Just 2 days after becoming director-general of ITER, the international project aiming to prove the viability of fusion as an energy source, Osamu Motojima has a message he wants to get out. The 61-year-old Japanese scientist contends that few appreciate how rapidly fusion research has advanced over the past half-century. He goes so far as to argue that fusion science has progressed faster than computers. "Some say fusion is always a dream. This is not true. … Fusion is not a dream but a real target," says Motojima.
Now that the European funding woes that recently cast doubt on ITER's future  have been resolved, Motojima has the challenge of getting the machine built on time and on budget. It won't be easy, as ITER's construction costs have soared to €16 billion in some estimates, and its start date has been pushed back to late 2019. ITER's governing council this week finally approved the project's Baseline , a document outlining its cost, schedule, and design. But it also placed a cap on the overall budget of the reactor to be built in Cadarache, France. "This is a very tough job," admits Motojima.
Yet the former director-general of Japan's National Institute for Fusion Science isn't taking long to make his mark. At a staff meeting yesterday, he announced plans to overhaul ITER's operations. A management review requested by ITER had criticized the project's governance earlier this year, and several senior managers have recently been replaced. Motojima apparently intends more changes. "Simplify everything—that is the only possible way to respond to the capping of the project," he says. One casualty of this streamlining will be Nobert Holtkamp, ITER's Principal Deputy Director-General (PDDG) and leader of the project's construction since 2006. An ITER spokesperson confirmed that Holtkamp would soon step down and the PDDG position would be eliminated. "We need to simplify the decision-making process," says Motojima.
Even though the approval of ITER's Baseline is supposed to signify an end to major changes, Motojima will also request that the project's scientists and engineers seek new ways to simplify the fusion reactor's design and the integration of its many components, which are being built by the projects seven international partners—China, the European Union, India, Japan, the Republic of Korea, the Russian Federation, and the United States. Motojima says ITER council wants him to present cost-saving plans at a meeting in November. Any such changes won't mean that ITER will produce significantly less science, Motojima emphasizes: "I'm keeping the scope of ITER."
If anyone can pull that off, it may be Motojima, who is widely praised for his oversight of the construction of another fusion experiment, Japan's Large Helical Device. "He's a real machine-builder" and "also has a real directorial presence," says Steven Cowley, director of the Culham Centre for Fusion Energy in Abingdon, United Kingdom. Indeed, fusion scientists say that Motojima's appointment and the departure of former ITER Director-General Kaname Ikeda, a career diplomat with an engineering background, represents an acknowledgement that the project has moved on from securing funding to a phase dominated by construction.

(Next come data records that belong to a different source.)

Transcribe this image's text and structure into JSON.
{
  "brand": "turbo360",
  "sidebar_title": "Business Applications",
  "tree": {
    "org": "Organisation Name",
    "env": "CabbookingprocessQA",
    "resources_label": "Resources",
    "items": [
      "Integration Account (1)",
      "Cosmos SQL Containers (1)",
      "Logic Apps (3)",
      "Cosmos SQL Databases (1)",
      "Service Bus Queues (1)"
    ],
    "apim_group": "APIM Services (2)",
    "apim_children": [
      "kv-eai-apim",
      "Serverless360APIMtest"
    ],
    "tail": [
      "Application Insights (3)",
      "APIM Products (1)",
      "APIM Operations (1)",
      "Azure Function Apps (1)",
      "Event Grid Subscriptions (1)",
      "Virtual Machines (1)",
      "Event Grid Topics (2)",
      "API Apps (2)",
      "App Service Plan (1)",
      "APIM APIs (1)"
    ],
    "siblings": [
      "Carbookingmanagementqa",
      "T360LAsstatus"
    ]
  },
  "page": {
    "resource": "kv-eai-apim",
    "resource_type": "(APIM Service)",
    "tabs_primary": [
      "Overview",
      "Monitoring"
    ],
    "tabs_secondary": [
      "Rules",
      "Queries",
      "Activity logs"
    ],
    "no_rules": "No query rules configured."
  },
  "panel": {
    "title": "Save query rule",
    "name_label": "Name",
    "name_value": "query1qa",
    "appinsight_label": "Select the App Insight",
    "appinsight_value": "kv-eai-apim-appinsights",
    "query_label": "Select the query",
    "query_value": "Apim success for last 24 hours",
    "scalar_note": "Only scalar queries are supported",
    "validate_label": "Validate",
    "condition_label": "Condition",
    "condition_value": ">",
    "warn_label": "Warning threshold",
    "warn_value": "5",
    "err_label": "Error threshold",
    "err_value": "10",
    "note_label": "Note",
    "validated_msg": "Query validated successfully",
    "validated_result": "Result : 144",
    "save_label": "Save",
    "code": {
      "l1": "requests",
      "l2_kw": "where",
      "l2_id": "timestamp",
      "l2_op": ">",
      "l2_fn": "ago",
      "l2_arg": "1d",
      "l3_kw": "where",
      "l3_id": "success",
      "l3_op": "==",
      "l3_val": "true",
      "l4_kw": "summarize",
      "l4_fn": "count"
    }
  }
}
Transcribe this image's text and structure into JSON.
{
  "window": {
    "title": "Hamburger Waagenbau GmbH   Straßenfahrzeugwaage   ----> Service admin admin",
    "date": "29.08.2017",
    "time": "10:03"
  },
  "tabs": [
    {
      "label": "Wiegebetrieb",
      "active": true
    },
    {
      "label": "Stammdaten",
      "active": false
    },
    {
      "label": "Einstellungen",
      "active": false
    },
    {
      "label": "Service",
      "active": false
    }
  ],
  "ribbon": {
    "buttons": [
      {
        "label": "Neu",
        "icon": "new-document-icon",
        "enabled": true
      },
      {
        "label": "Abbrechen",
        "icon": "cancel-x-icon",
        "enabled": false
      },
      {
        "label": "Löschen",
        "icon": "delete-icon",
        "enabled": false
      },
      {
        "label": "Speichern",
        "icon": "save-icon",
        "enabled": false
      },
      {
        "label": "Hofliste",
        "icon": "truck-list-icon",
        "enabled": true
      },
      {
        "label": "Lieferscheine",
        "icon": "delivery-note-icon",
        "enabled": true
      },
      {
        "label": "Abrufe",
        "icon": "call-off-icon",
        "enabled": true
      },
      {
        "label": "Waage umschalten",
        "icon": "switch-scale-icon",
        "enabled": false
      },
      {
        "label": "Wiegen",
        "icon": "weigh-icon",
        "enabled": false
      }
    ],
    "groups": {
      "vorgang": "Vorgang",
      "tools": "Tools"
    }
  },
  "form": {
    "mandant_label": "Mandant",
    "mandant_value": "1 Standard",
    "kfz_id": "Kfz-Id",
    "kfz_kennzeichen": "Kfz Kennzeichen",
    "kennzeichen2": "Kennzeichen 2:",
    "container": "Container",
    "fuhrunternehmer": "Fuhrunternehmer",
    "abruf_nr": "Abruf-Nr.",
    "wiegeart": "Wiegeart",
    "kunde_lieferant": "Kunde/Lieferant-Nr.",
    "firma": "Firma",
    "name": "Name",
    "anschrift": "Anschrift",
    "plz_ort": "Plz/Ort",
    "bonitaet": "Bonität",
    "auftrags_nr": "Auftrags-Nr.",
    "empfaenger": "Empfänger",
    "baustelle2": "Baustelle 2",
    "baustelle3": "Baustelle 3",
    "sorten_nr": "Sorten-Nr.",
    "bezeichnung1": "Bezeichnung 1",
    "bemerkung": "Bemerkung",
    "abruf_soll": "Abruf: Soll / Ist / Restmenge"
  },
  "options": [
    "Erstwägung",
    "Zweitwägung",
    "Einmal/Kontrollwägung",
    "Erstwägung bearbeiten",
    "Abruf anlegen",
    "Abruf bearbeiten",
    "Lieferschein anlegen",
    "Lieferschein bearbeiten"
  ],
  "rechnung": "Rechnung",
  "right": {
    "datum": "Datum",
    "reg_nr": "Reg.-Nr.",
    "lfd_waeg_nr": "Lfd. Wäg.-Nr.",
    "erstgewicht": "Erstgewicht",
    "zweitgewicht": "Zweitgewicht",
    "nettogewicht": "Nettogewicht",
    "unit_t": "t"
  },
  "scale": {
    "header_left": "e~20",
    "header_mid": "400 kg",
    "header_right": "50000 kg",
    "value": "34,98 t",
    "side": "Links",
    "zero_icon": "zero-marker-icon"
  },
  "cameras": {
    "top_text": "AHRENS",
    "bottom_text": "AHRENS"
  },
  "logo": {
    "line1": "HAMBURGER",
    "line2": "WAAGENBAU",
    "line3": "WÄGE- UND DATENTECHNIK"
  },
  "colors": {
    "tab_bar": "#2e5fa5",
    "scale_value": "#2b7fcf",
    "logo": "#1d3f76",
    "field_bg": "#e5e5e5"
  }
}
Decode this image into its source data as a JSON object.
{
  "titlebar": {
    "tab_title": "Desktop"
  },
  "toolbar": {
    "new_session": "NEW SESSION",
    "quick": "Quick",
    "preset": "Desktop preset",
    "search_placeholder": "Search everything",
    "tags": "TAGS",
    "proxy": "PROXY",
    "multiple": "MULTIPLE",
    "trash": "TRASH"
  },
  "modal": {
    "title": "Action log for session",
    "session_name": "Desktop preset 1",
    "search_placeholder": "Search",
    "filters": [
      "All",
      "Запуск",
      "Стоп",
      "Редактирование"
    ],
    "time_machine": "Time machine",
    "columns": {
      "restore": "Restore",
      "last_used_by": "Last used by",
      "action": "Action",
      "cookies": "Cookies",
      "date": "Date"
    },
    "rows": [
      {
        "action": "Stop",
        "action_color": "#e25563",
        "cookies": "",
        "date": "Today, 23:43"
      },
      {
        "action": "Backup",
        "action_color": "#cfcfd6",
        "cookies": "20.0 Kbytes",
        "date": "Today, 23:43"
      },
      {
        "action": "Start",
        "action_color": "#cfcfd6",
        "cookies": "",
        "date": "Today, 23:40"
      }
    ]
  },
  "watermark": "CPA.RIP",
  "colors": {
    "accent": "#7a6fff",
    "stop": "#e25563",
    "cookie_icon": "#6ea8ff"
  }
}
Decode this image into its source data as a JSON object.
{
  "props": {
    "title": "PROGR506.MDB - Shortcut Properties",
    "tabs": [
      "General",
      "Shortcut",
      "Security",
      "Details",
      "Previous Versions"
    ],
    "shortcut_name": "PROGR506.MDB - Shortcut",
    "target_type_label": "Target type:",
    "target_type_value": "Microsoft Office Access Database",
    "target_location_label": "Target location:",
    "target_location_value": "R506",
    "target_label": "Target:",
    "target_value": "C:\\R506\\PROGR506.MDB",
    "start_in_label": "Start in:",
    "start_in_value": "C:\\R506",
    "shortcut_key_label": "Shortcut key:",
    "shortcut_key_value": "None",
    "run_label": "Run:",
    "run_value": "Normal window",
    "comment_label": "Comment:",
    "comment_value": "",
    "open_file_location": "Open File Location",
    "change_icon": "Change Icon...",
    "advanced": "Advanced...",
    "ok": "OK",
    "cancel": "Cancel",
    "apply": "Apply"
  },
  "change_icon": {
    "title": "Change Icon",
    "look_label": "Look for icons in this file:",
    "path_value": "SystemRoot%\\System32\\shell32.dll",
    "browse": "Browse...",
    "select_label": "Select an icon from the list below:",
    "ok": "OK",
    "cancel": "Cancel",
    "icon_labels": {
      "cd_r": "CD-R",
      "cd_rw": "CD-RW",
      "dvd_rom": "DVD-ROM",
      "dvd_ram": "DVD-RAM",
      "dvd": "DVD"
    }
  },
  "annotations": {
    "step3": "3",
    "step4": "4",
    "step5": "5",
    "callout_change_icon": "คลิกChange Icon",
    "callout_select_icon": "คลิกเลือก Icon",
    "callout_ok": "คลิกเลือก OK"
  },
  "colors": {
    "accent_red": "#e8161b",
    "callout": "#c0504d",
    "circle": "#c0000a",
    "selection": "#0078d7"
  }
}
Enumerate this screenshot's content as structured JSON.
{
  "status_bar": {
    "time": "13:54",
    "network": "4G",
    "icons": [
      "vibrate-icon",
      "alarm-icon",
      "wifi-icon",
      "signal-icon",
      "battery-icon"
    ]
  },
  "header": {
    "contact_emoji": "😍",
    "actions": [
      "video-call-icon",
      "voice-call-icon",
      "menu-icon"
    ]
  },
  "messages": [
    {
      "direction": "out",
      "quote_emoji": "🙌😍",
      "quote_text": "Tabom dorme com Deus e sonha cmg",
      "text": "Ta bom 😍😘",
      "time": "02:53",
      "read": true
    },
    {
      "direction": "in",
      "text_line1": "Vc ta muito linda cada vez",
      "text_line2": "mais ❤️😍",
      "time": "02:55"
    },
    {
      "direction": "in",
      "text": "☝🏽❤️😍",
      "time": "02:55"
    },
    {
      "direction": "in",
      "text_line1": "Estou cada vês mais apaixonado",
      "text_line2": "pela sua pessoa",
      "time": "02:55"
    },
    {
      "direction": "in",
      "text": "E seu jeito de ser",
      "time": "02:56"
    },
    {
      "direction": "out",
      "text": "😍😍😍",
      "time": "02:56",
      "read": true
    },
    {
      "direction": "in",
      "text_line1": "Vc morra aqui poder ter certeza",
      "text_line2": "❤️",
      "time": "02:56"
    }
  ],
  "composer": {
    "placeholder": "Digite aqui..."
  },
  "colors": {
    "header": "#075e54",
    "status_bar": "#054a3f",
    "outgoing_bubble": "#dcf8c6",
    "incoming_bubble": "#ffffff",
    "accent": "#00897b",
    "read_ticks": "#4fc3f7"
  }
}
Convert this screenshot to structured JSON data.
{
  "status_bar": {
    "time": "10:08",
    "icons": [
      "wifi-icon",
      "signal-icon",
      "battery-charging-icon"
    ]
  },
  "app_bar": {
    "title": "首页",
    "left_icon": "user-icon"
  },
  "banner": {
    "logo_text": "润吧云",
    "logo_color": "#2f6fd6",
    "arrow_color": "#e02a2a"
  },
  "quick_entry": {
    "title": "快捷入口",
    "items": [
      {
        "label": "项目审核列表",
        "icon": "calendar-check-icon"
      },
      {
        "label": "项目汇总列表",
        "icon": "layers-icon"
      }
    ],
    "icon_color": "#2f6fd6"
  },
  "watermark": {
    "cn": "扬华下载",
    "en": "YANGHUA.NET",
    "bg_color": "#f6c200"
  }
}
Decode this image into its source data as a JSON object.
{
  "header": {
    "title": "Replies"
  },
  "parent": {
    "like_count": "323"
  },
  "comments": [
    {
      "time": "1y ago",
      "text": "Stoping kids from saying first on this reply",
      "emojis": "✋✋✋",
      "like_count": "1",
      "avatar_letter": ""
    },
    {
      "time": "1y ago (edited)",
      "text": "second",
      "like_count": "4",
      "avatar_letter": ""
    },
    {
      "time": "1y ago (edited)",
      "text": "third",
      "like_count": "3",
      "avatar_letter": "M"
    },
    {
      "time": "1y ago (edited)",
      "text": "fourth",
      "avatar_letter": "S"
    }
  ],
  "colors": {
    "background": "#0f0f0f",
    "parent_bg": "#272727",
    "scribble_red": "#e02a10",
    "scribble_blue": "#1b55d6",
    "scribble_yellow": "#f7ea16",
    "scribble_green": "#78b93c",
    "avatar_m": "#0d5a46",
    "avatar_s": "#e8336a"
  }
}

Cowley, for one, is optimistic that the worst is over for ITER. "I was beginning to wonder if we were ever going to nail down cost and schedule. Europe had been dragging its feet." But ITER's key components are now being built, he notes, and industrial bids for other components are in line with cost predictions. "We're over this nasty hump. Yes, ITER is going to cost a lot of money, but we're going to do it."